The task
Whenever a line below includes the string "Konto", show it.

(Stored dataset items)
- - - - -

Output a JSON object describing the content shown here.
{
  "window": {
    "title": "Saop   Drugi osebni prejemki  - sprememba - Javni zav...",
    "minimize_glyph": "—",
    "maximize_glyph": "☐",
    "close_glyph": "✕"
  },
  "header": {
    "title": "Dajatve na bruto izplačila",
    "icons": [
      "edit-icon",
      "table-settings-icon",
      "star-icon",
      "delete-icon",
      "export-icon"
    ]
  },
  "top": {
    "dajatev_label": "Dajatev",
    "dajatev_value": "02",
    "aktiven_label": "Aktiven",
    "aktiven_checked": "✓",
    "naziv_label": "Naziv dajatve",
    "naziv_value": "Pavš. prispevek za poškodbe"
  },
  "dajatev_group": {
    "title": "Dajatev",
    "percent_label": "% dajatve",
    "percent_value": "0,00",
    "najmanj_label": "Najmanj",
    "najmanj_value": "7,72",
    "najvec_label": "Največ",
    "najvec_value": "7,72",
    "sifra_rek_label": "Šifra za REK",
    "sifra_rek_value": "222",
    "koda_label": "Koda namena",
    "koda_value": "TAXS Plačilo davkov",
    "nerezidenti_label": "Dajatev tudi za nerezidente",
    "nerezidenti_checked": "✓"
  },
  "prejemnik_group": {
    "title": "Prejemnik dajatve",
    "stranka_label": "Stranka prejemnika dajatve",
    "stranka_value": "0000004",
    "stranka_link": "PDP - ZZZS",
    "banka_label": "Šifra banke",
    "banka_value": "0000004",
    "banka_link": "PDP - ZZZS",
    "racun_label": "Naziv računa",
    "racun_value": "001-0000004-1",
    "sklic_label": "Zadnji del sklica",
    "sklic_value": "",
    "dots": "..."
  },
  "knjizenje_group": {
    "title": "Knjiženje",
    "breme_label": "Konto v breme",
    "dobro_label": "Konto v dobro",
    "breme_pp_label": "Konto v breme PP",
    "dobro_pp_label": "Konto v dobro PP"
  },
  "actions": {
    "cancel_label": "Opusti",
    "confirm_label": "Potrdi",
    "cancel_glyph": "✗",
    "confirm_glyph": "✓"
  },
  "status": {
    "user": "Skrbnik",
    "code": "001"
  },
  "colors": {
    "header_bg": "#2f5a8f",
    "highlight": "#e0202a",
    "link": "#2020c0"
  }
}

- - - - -

Solution for this exercise
    "breme_label": "Konto v breme",
    "dobro_label": "Konto v dobro",
    "breme_pp_label": "Konto v breme PP",
    "dobro_pp_label": "Konto v dobro PP"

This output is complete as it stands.